=== SUPPLIED RECORDS ===
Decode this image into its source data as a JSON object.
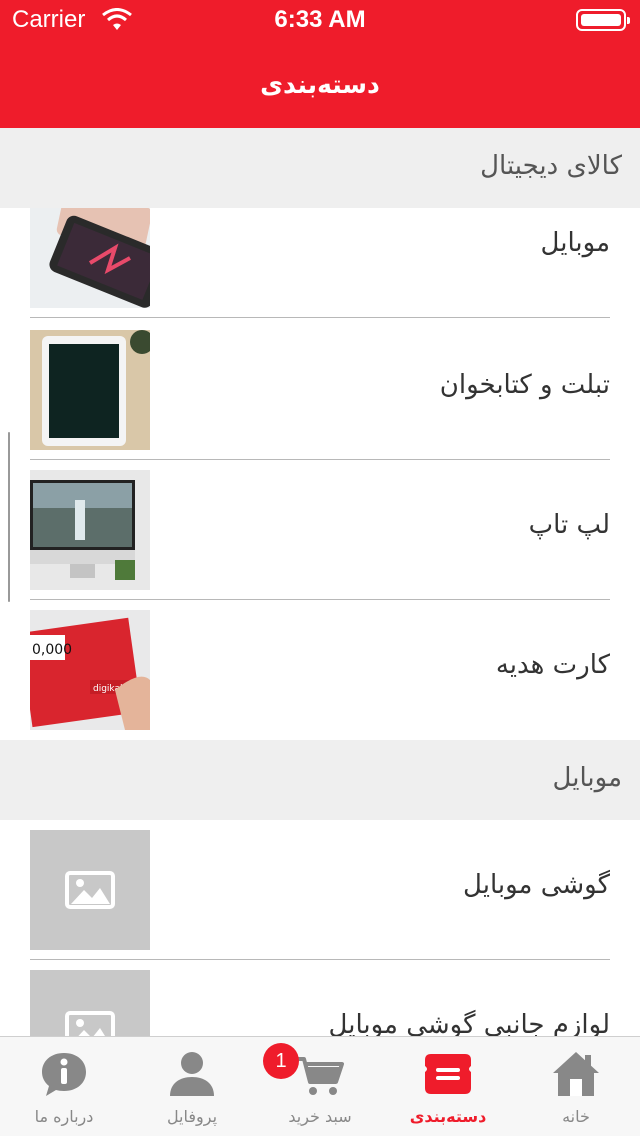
{
  "status_bar": {
    "carrier": "Carrier",
    "time": "6:33 AM"
  },
  "header": {
    "title": "دسته‌بندی"
  },
  "sections": [
    {
      "title": "کالای دیجیتال",
      "items": [
        {
          "label": "موبایل",
          "image": "phone-photo"
        },
        {
          "label": "تبلت و کتابخوان",
          "image": "tablet-photo"
        },
        {
          "label": "لپ تاپ",
          "image": "laptop-photo"
        },
        {
          "label": "کارت هدیه",
          "image": "gift-card-photo",
          "card_brand": "digikala",
          "card_amount": "0,000"
        }
      ]
    },
    {
      "title": "موبایل",
      "items": [
        {
          "label": "گوشی موبایل",
          "image": "image-placeholder-icon"
        },
        {
          "label": "لوازم جانبی گوشی موبایل",
          "image": "image-placeholder-icon"
        }
      ]
    }
  ],
  "tabbar": {
    "tabs": [
      {
        "label": "درباره ما",
        "icon": "info-icon"
      },
      {
        "label": "پروفایل",
        "icon": "user-icon"
      },
      {
        "label": "سبد خرید",
        "icon": "cart-icon"
      },
      {
        "label": "دسته‌بندی",
        "icon": "category-icon"
      },
      {
        "label": "خانه",
        "icon": "home-icon"
      }
    ],
    "cart_badge": "1",
    "active_tab": "دسته‌بندی"
  },
  "colors": {
    "brand": "#ef1c2b",
    "section_bg": "#efefef",
    "inactive_icon": "#888888"
  }
}
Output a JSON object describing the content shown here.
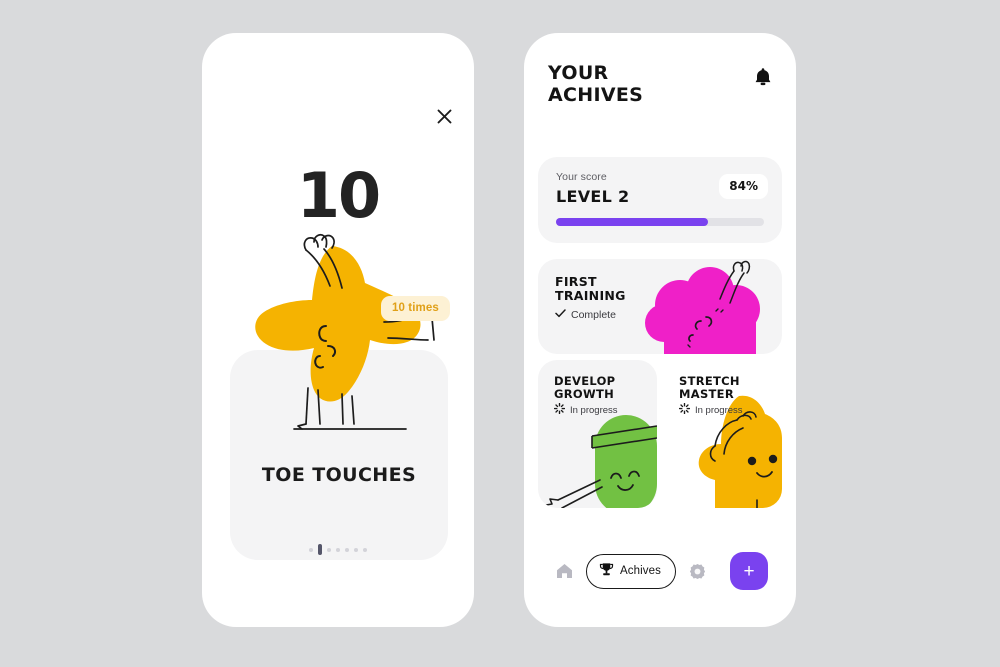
{
  "canvas": {
    "background_color": "#d9dadc"
  },
  "theme": {
    "purple": "#7a42ef",
    "yellow": "#f5b301",
    "magenta": "#ef20c8",
    "green": "#72c143",
    "dark": "#141414",
    "card_gray": "#f4f4f5",
    "badge_cream": "#fdf1d4",
    "badge_amber": "#e0a018"
  },
  "left_screen": {
    "close_icon": "close-icon",
    "count": "10",
    "times_badge": "10 times",
    "exercise_title": "TOE\nTOUCHES",
    "character": "yellow-star-character",
    "pagination": {
      "total": 7,
      "active_index": 1
    }
  },
  "right_screen": {
    "header": {
      "title": "YOUR\nACHIVES",
      "bell_icon": "bell-icon"
    },
    "score": {
      "label": "Your score",
      "level": "LEVEL 2",
      "percent_badge": "84%",
      "progress_percent": 73
    },
    "achievements": [
      {
        "id": "first-training",
        "title": "FIRST\nTRAINING",
        "status": "Complete",
        "status_icon": "check-icon",
        "character": "magenta-flower-character"
      },
      {
        "id": "develop-growth",
        "title": "DEVELOP\nGROWTH",
        "status": "In progress",
        "status_icon": "spinner-icon",
        "character": "green-ninja-character"
      },
      {
        "id": "stretch-master",
        "title": "STRETCH\nMASTER",
        "status": "In progress",
        "status_icon": "spinner-icon",
        "character": "yellow-star-character"
      }
    ],
    "navbar": {
      "home_icon": "home-icon",
      "achives_label": "Achives",
      "achives_icon": "trophy-icon",
      "settings_icon": "gear-icon",
      "add_label": "+"
    }
  }
}
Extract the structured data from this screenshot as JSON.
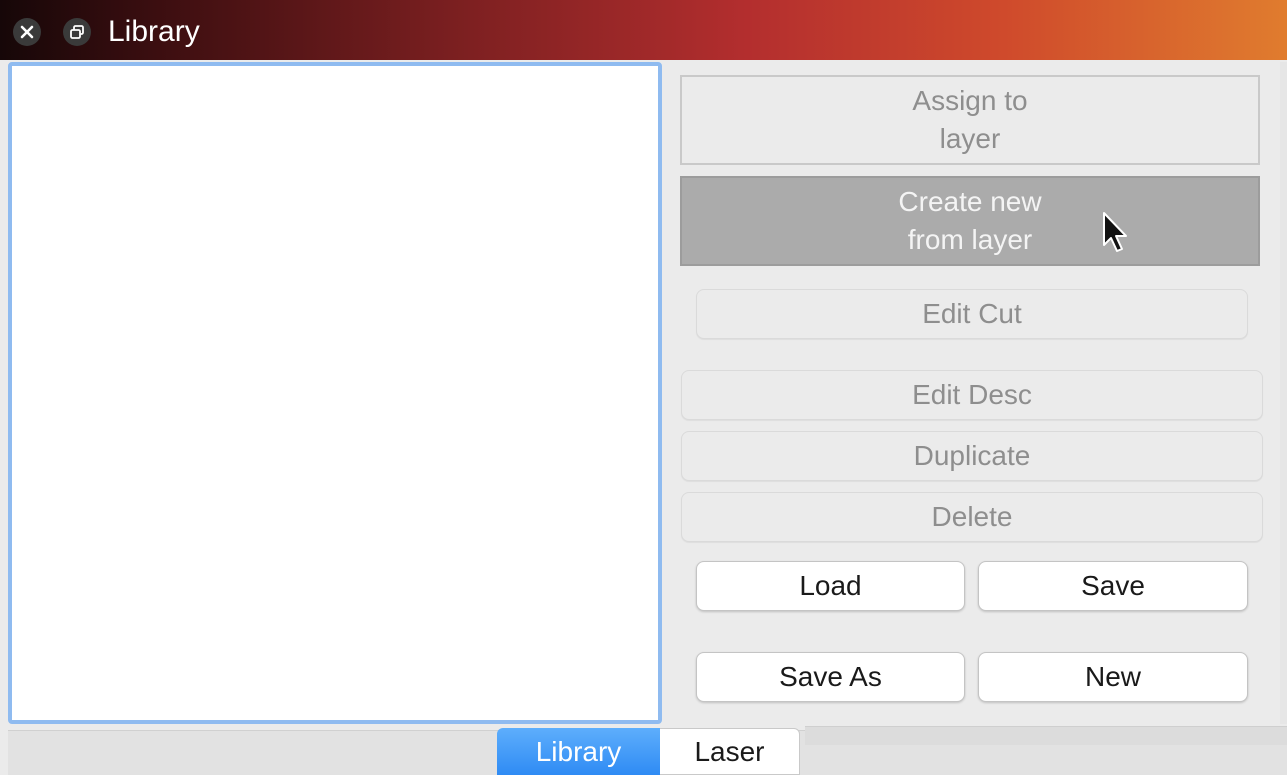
{
  "window": {
    "title": "Library"
  },
  "titlebar": {
    "close_icon": "close-icon",
    "restore_icon": "restore-icon"
  },
  "actions": {
    "assign_line1": "Assign to",
    "assign_line2": "layer",
    "create_line1": "Create new",
    "create_line2": "from layer",
    "edit_cut": "Edit Cut",
    "edit_desc": "Edit Desc",
    "duplicate": "Duplicate",
    "delete": "Delete",
    "load": "Load",
    "save": "Save",
    "save_as": "Save As",
    "new": "New"
  },
  "tabs": [
    {
      "label": "Library",
      "active": true
    },
    {
      "label": "Laser",
      "active": false
    }
  ],
  "colors": {
    "list_focus_border": "#8fbbf0",
    "active_tab": "#2f8bf4",
    "hover_button": "#ababab"
  }
}
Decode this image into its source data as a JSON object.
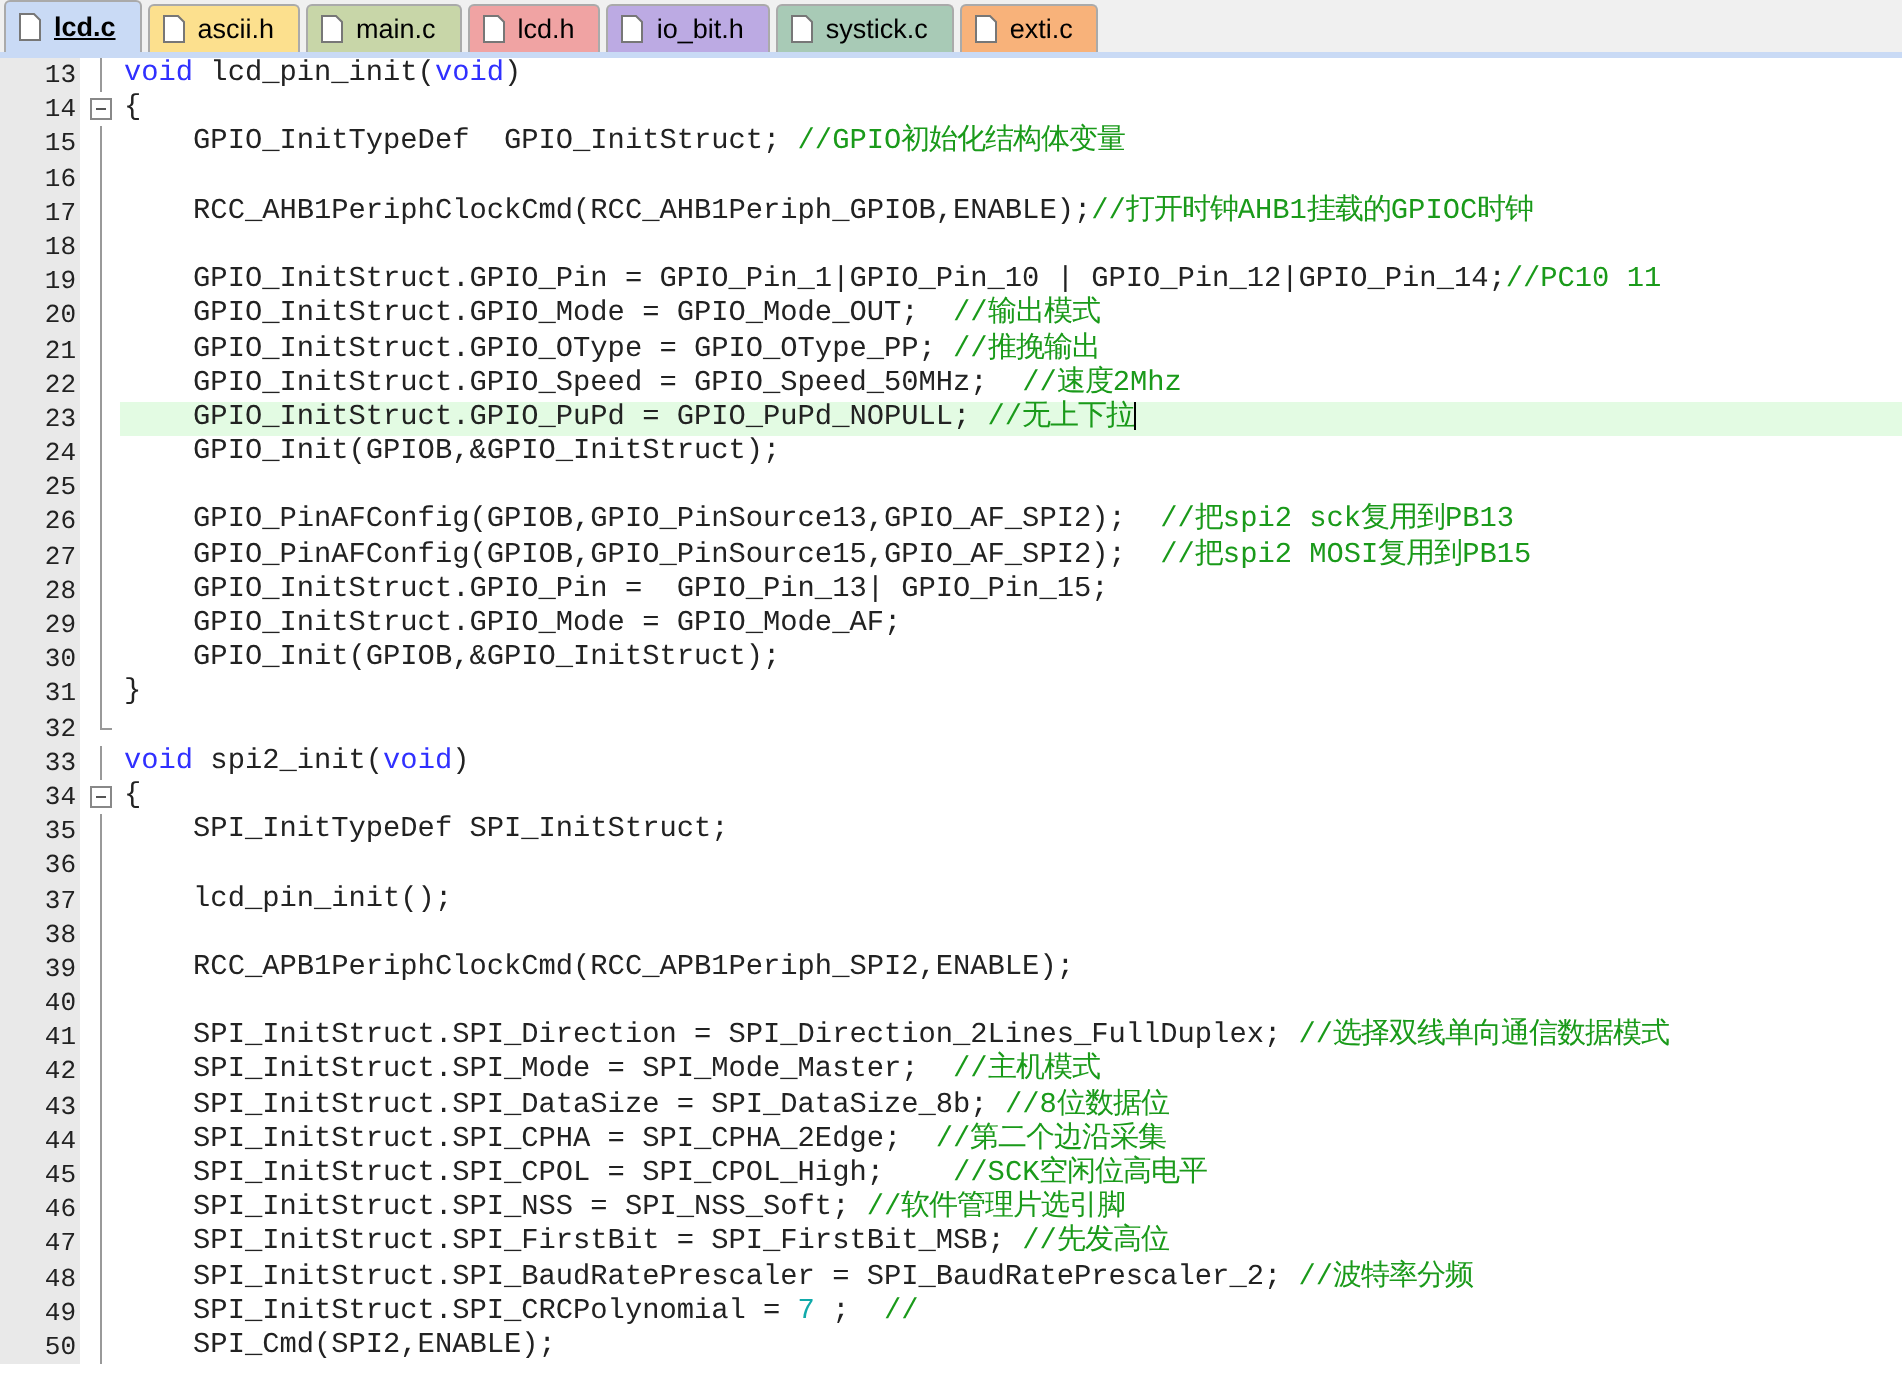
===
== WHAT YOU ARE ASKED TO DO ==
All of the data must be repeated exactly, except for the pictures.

== ANSWER SPACE ==
Decode this image into its source data as a JSON object.
{
  "status_bar": {
    "carrier": "Carrier",
    "time": "6:33 AM"
  },
  "header": {
    "title": "دسته‌بندی"
  },
  "sections": [
    {
      "title": "کالای دیجیتال",
      "items": [
        {
          "label": "موبایل",
          "image": "phone-photo"
        },
        {
          "label": "تبلت و کتابخوان",
          "image": "tablet-photo"
        },
        {
          "label": "لپ تاپ",
          "image": "laptop-photo"
        },
        {
          "label": "کارت هدیه",
          "image": "gift-card-photo",
          "card_brand": "digikala",
          "card_amount": "0,000"
        }
      ]
    },
    {
      "title": "موبایل",
      "items": [
        {
          "label": "گوشی موبایل",
          "image": "image-placeholder-icon"
        },
        {
          "label": "لوازم جانبی گوشی موبایل",
          "image": "image-placeholder-icon"
        }
      ]
    }
  ],
  "tabbar": {
    "tabs": [
      {
        "label": "درباره ما",
        "icon": "info-icon"
      },
      {
        "label": "پروفایل",
        "icon": "user-icon"
      },
      {
        "label": "سبد خرید",
        "icon": "cart-icon"
      },
      {
        "label": "دسته‌بندی",
        "icon": "category-icon"
      },
      {
        "label": "خانه",
        "icon": "home-icon"
      }
    ],
    "cart_badge": "1",
    "active_tab": "دسته‌بندی"
  },
  "colors": {
    "brand": "#ef1c2b",
    "section_bg": "#efefef",
    "inactive_icon": "#888888"
  }
}
Output a JSON object describing the content shown here.
{
  "canvas": {
    "background_color": "#d9dadc"
  },
  "theme": {
    "purple": "#7a42ef",
    "yellow": "#f5b301",
    "magenta": "#ef20c8",
    "green": "#72c143",
    "dark": "#141414",
    "card_gray": "#f4f4f5",
    "badge_cream": "#fdf1d4",
    "badge_amber": "#e0a018"
  },
  "left_screen": {
    "close_icon": "close-icon",
    "count": "10",
    "times_badge": "10 times",
    "exercise_title": "TOE\nTOUCHES",
    "character": "yellow-star-character",
    "pagination": {
      "total": 7,
      "active_index": 1
    }
  },
  "right_screen": {
    "header": {
      "title": "YOUR\nACHIVES",
      "bell_icon": "bell-icon"
    },
    "score": {
      "label": "Your score",
      "level": "LEVEL 2",
      "percent_badge": "84%",
      "progress_percent": 73
    },
    "achievements": [
      {
        "id": "first-training",
        "title": "FIRST\nTRAINING",
        "status": "Complete",
        "status_icon": "check-icon",
        "character": "magenta-flower-character"
      },
      {
        "id": "develop-growth",
        "title": "DEVELOP\nGROWTH",
        "status": "In progress",
        "status_icon": "spinner-icon",
        "character": "green-ninja-character"
      },
      {
        "id": "stretch-master",
        "title": "STRETCH\nMASTER",
        "status": "In progress",
        "status_icon": "spinner-icon",
        "character": "yellow-star-character"
      }
    ],
    "navbar": {
      "home_icon": "home-icon",
      "achives_label": "Achives",
      "achives_icon": "trophy-icon",
      "settings_icon": "gear-icon",
      "add_label": "+"
    }
  }
}
Extract the structured data from this screenshot as JSON.
{
  "window": {
    "title": "Library"
  },
  "titlebar": {
    "close_icon": "close-icon",
    "restore_icon": "restore-icon"
  },
  "actions": {
    "assign_line1": "Assign to",
    "assign_line2": "layer",
    "create_line1": "Create new",
    "create_line2": "from layer",
    "edit_cut": "Edit Cut",
    "edit_desc": "Edit Desc",
    "duplicate": "Duplicate",
    "delete": "Delete",
    "load": "Load",
    "save": "Save",
    "save_as": "Save As",
    "new": "New"
  },
  "tabs": [
    {
      "label": "Library",
      "active": true
    },
    {
      "label": "Laser",
      "active": false
    }
  ],
  "colors": {
    "list_focus_border": "#8fbbf0",
    "active_tab": "#2f8bf4",
    "hover_button": "#ababab"
  }
}
Decode this image into its source data as a JSON object.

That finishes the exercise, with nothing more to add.